**TASK STATEMENT:** Could you find each line of the data below that contains the word "recreation" and copy those lines?

**GIVEN RECORDS:**
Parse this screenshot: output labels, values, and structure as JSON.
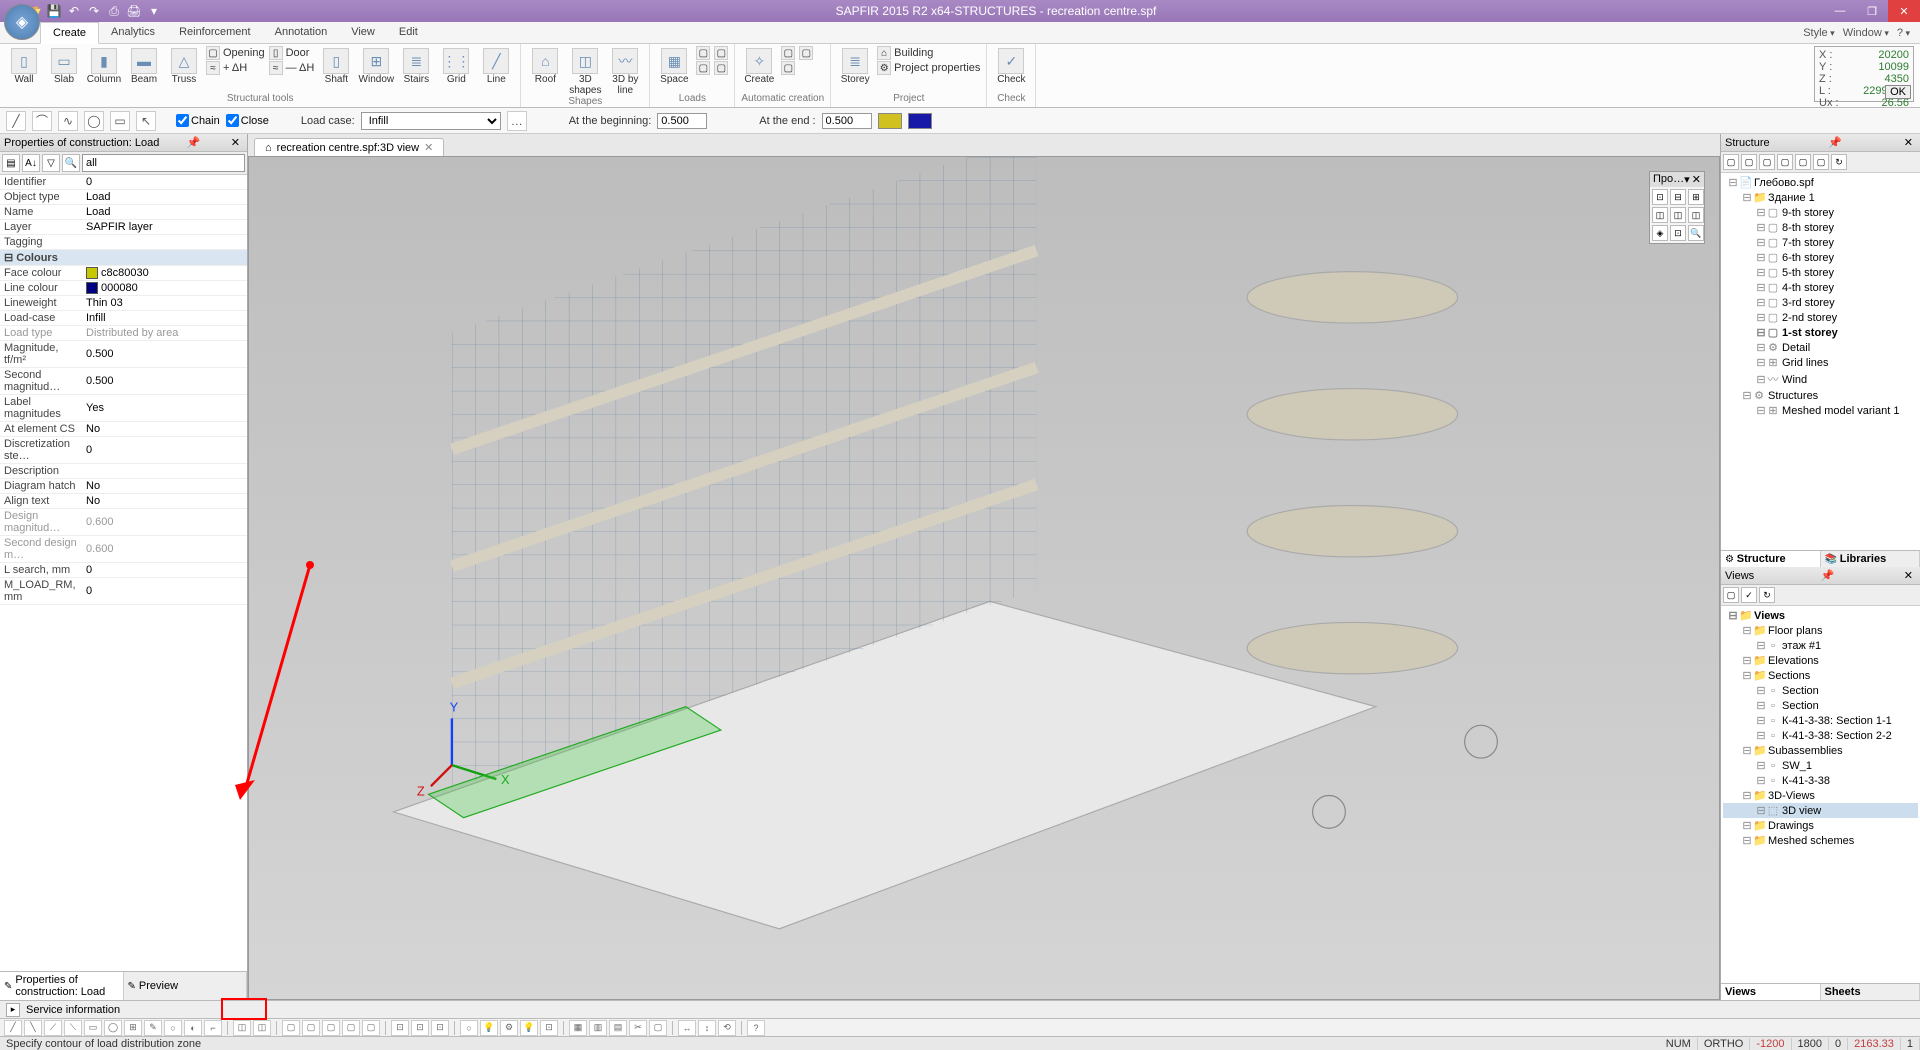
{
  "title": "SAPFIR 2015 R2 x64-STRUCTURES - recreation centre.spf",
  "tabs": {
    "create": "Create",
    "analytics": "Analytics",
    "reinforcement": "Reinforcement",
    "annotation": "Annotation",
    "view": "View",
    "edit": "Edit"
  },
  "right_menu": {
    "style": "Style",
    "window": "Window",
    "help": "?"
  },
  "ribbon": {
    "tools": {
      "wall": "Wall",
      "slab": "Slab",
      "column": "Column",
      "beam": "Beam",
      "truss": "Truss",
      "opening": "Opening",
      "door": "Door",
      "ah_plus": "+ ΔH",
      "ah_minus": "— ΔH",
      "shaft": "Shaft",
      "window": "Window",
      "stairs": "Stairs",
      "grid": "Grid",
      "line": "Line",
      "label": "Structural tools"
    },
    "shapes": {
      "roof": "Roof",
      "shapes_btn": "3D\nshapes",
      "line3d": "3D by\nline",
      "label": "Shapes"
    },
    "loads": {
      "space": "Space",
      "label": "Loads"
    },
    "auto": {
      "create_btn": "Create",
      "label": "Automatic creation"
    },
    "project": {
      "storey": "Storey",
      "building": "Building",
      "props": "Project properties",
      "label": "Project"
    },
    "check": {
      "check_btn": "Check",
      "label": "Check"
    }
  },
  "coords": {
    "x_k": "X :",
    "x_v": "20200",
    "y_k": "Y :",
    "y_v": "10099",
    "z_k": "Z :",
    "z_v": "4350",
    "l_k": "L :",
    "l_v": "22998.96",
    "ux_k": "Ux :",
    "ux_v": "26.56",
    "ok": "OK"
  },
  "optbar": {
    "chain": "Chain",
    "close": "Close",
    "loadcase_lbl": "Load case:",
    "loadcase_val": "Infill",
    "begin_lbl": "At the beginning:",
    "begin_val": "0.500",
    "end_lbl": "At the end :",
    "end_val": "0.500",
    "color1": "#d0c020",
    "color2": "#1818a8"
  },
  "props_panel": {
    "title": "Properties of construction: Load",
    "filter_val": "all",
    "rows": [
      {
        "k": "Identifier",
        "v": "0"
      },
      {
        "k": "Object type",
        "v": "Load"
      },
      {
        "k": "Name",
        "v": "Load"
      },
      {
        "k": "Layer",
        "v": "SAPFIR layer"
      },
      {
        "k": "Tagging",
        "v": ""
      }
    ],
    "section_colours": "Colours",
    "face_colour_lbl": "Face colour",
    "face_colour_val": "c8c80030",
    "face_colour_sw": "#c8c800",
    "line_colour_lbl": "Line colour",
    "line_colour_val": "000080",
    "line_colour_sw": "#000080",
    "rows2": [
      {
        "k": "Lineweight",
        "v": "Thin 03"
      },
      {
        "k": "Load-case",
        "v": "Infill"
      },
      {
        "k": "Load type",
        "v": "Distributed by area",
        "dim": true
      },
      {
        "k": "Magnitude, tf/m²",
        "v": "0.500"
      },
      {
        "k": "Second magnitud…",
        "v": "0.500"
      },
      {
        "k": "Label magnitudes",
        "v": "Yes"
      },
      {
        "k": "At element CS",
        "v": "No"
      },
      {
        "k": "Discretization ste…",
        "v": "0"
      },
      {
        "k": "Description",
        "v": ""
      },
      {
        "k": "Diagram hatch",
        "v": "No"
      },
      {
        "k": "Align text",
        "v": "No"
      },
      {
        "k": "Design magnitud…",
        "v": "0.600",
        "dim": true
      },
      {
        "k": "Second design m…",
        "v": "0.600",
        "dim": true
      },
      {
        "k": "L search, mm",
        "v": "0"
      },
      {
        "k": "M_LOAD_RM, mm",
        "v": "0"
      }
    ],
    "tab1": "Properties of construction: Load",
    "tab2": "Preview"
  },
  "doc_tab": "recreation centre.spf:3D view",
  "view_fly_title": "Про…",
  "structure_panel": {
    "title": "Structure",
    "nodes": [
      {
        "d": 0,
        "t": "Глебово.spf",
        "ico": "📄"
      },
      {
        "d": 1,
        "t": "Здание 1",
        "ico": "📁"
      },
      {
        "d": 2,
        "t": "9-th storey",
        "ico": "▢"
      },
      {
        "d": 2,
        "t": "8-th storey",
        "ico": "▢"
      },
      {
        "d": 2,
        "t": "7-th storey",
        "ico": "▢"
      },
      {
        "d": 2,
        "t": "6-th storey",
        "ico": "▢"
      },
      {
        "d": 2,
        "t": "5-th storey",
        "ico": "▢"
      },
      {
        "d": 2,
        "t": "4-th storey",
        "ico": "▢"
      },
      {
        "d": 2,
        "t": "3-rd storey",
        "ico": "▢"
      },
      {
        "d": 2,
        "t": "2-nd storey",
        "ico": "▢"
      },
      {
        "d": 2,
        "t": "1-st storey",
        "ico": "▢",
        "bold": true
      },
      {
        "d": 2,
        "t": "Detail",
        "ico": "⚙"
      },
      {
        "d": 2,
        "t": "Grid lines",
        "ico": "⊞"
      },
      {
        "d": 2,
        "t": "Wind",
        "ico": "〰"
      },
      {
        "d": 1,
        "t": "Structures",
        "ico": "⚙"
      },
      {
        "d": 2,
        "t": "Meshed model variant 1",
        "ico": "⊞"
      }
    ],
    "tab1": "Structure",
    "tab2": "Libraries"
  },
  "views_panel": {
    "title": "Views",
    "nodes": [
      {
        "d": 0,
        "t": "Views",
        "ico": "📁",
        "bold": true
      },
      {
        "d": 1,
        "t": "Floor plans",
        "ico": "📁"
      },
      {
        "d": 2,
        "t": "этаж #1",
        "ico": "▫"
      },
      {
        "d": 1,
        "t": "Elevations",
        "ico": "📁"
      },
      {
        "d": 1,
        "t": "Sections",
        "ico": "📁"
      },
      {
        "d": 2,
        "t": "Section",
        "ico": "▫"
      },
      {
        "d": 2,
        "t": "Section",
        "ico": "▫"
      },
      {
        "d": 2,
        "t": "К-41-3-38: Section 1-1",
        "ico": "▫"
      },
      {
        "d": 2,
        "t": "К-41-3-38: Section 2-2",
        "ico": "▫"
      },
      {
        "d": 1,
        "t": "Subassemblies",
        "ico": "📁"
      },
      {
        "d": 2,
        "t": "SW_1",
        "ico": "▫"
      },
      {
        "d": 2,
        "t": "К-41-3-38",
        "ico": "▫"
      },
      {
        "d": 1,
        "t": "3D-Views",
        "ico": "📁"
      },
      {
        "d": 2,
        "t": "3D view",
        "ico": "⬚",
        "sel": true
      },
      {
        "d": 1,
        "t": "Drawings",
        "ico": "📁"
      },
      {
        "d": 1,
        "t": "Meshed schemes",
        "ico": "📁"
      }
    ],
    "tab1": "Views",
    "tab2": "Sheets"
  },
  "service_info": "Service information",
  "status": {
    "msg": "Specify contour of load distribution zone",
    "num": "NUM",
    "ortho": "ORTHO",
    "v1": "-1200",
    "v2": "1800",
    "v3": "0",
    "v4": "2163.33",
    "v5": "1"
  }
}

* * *

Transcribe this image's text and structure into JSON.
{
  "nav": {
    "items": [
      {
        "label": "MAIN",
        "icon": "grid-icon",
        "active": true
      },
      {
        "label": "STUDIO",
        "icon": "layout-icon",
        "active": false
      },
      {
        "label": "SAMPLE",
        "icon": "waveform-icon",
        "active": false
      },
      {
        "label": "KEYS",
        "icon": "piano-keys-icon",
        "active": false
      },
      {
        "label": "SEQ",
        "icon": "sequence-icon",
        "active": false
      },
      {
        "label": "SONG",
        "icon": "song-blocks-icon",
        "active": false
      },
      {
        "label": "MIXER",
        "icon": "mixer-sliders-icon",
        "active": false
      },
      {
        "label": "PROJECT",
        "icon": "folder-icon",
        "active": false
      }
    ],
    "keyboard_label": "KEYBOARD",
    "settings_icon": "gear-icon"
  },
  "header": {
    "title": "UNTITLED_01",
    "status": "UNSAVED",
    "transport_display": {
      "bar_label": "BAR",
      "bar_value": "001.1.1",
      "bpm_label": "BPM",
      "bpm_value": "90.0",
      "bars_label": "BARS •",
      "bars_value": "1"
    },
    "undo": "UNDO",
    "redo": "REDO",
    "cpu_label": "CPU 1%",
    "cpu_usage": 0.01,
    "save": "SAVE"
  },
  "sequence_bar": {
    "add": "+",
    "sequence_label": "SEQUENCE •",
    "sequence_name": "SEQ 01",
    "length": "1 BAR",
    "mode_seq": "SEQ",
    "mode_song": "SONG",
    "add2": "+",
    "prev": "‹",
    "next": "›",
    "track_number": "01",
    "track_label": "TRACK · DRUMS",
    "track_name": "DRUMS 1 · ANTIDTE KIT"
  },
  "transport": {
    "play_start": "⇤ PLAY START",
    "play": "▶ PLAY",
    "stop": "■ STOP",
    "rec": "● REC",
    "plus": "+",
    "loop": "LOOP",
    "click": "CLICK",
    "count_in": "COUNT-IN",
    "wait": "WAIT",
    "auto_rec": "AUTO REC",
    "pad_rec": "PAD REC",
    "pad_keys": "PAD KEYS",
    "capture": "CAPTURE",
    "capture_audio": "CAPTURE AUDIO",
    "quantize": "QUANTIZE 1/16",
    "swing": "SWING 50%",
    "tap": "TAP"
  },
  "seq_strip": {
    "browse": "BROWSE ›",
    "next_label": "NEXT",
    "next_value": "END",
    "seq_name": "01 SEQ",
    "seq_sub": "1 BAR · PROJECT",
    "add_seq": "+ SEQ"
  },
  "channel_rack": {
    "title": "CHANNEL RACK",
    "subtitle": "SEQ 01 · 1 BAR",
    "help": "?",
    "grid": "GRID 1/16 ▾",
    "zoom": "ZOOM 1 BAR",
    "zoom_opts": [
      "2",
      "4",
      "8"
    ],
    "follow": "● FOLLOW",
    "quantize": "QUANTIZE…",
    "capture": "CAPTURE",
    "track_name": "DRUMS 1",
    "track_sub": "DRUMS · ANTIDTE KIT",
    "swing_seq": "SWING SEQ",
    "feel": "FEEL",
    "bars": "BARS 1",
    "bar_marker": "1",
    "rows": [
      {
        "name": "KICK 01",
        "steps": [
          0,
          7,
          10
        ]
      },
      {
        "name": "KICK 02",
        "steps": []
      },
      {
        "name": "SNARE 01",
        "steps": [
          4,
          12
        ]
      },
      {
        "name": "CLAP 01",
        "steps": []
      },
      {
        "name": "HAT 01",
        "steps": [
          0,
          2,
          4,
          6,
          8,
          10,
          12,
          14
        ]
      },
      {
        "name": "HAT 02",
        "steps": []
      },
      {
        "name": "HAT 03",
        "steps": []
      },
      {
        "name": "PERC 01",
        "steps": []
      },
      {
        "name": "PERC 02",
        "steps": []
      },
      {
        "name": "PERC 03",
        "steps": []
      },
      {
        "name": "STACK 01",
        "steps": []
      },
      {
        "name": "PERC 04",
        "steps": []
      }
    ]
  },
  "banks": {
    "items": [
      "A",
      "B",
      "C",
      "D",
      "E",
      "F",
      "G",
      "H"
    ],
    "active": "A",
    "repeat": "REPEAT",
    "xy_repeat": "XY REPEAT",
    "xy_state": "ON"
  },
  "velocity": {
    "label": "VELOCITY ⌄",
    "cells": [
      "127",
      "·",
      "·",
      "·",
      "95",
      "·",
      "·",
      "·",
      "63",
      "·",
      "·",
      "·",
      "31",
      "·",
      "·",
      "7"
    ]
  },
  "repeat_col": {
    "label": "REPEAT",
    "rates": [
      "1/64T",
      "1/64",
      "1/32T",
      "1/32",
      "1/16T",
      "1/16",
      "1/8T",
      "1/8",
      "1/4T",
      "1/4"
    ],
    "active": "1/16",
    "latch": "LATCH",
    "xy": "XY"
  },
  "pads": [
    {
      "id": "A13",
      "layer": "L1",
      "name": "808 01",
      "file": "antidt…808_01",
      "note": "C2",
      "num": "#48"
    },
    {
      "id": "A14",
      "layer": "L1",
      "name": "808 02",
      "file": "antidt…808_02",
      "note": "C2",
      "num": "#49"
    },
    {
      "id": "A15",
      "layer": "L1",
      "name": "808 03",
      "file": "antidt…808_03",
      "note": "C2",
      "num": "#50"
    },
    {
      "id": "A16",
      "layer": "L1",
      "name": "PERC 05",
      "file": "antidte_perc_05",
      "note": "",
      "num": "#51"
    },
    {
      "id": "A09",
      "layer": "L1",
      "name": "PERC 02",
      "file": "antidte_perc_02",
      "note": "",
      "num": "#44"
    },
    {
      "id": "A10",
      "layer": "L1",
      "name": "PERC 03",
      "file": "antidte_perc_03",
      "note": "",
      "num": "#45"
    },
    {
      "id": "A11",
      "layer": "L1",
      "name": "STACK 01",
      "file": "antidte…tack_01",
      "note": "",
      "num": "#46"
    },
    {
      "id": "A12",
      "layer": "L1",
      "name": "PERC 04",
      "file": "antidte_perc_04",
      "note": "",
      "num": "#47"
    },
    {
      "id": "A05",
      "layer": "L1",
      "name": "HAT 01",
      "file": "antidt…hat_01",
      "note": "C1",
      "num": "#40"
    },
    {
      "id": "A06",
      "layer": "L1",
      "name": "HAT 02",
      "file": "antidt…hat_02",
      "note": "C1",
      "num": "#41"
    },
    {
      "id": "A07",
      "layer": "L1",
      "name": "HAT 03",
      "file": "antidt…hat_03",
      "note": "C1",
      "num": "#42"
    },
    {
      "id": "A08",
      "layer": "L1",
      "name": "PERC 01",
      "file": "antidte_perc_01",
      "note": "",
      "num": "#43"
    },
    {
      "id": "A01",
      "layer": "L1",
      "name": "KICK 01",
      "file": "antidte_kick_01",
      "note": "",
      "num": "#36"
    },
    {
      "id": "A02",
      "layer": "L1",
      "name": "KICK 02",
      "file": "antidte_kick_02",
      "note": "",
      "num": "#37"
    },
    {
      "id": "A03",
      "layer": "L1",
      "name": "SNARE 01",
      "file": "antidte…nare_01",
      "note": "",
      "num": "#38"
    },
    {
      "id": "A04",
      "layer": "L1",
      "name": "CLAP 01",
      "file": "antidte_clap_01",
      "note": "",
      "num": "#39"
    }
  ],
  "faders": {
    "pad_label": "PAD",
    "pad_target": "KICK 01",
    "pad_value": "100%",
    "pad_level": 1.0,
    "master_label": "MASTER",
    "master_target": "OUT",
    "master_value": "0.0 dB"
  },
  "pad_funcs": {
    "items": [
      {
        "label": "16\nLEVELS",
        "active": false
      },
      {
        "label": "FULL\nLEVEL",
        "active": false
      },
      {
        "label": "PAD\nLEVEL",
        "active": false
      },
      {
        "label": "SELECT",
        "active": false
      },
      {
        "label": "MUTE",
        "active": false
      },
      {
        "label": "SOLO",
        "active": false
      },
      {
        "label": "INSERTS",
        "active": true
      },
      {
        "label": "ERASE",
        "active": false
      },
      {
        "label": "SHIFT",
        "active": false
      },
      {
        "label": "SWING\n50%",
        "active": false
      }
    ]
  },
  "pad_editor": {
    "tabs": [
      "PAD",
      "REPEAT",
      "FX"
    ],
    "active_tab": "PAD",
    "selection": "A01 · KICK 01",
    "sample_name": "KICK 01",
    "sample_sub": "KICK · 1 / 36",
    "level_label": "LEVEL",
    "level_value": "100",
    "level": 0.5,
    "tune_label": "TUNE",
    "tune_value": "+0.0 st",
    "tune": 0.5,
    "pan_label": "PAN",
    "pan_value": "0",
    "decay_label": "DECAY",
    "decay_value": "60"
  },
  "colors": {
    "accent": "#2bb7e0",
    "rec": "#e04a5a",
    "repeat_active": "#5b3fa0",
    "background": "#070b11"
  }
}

**ANSWER TO THE EXERCISE:**
  "title": "SAPFIR 2015 R2 x64-STRUCTURES - recreation centre.spf",
  "doc_tab": "recreation centre.spf:3D view",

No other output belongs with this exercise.